Data records for software interfaces:
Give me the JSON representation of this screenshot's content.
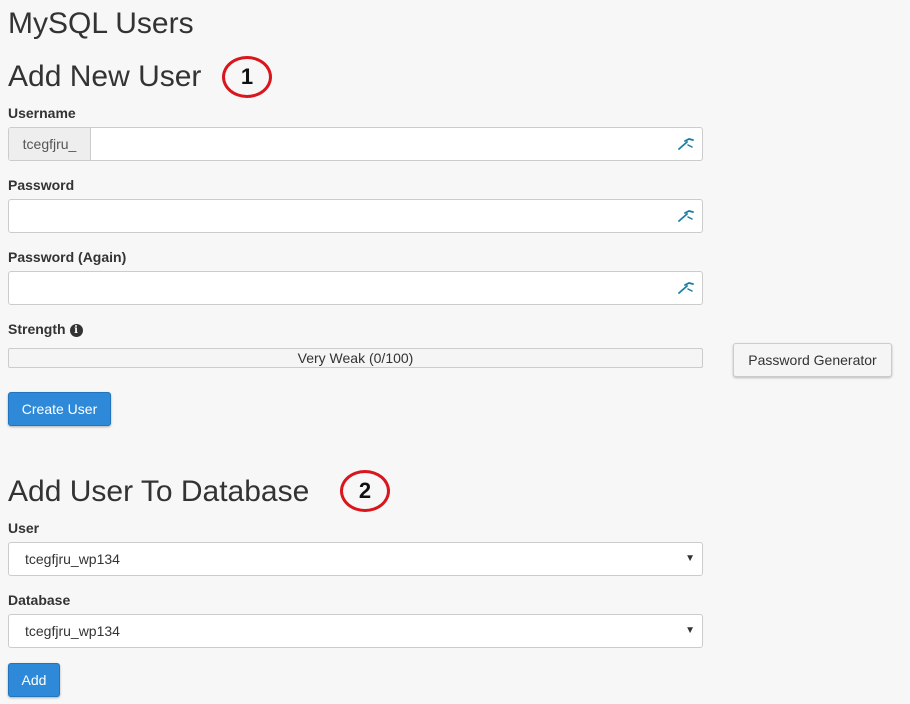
{
  "page": {
    "title": "MySQL Users"
  },
  "add_user": {
    "heading": "Add New User",
    "badge": "1",
    "username_label": "Username",
    "username_prefix": "tcegfjru_",
    "username_value": "",
    "password_label": "Password",
    "password_value": "",
    "password_again_label": "Password (Again)",
    "password_again_value": "",
    "strength_label": "Strength",
    "strength_text": "Very Weak (0/100)",
    "strength_score": 0,
    "password_generator_label": "Password Generator",
    "create_user_label": "Create User",
    "icons": {
      "field_icon": "key-icon",
      "info": "info-icon"
    }
  },
  "add_to_db": {
    "heading": "Add User To Database",
    "badge": "2",
    "user_label": "User",
    "user_selected": "tcegfjru_wp134",
    "database_label": "Database",
    "database_selected": "tcegfjru_wp134",
    "add_label": "Add"
  },
  "colors": {
    "primary": "#2e8ad8",
    "badge_ring": "#d9161c",
    "background": "#f7f7f7"
  }
}
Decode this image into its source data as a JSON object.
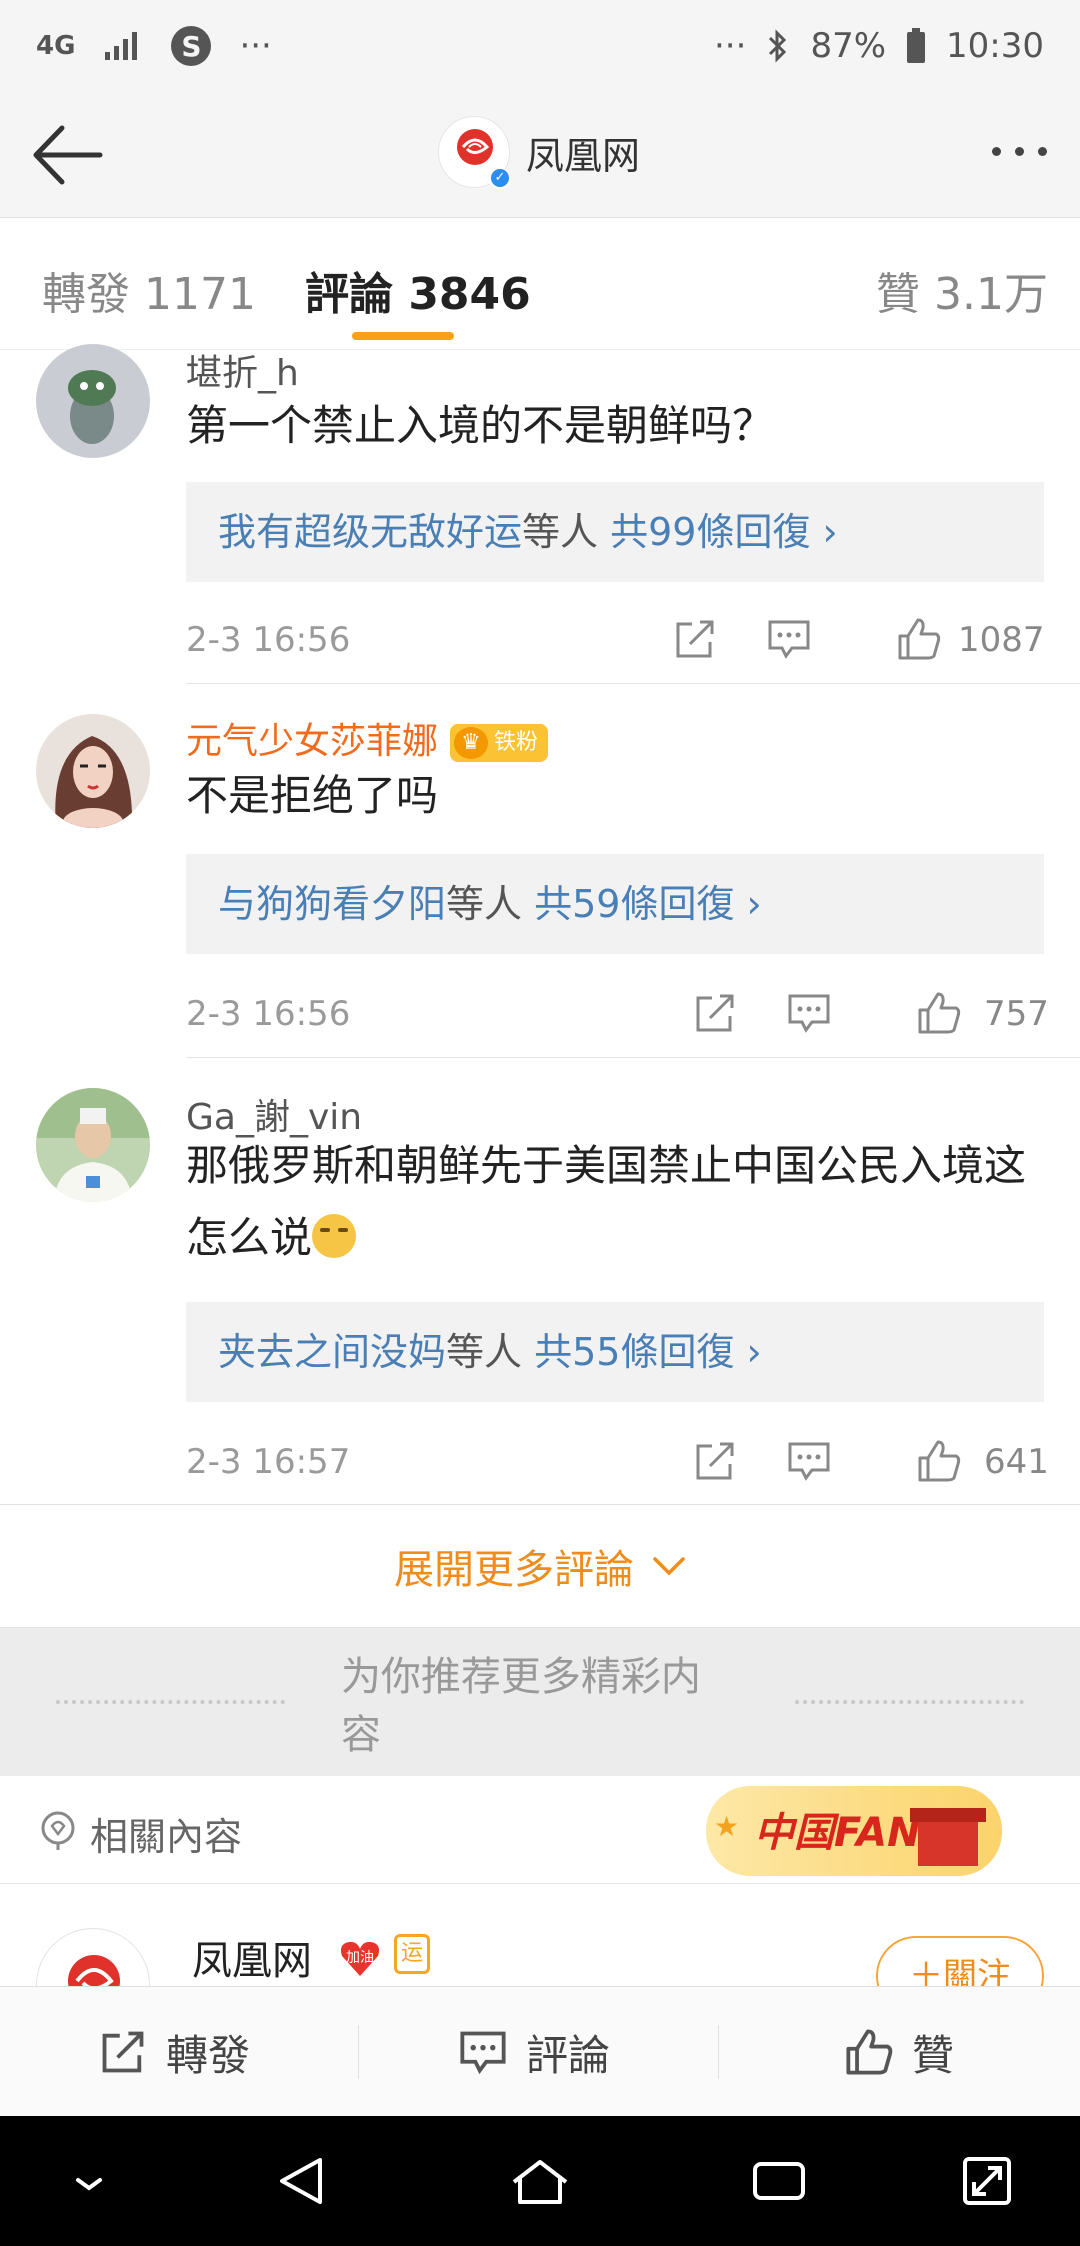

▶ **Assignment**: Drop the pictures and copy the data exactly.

▶ **Expected output**:
Give me the JSON representation of this screenshot's content.
{
  "page": {
    "title": "MySQL Users"
  },
  "add_user": {
    "heading": "Add New User",
    "badge": "1",
    "username_label": "Username",
    "username_prefix": "tcegfjru_",
    "username_value": "",
    "password_label": "Password",
    "password_value": "",
    "password_again_label": "Password (Again)",
    "password_again_value": "",
    "strength_label": "Strength",
    "strength_text": "Very Weak (0/100)",
    "strength_score": 0,
    "password_generator_label": "Password Generator",
    "create_user_label": "Create User",
    "icons": {
      "field_icon": "key-icon",
      "info": "info-icon"
    }
  },
  "add_to_db": {
    "heading": "Add User To Database",
    "badge": "2",
    "user_label": "User",
    "user_selected": "tcegfjru_wp134",
    "database_label": "Database",
    "database_selected": "tcegfjru_wp134",
    "add_label": "Add"
  },
  "colors": {
    "primary": "#2e8ad8",
    "badge_ring": "#d9161c",
    "background": "#f7f7f7"
  }
}
Decode this image into its source data as a JSON object.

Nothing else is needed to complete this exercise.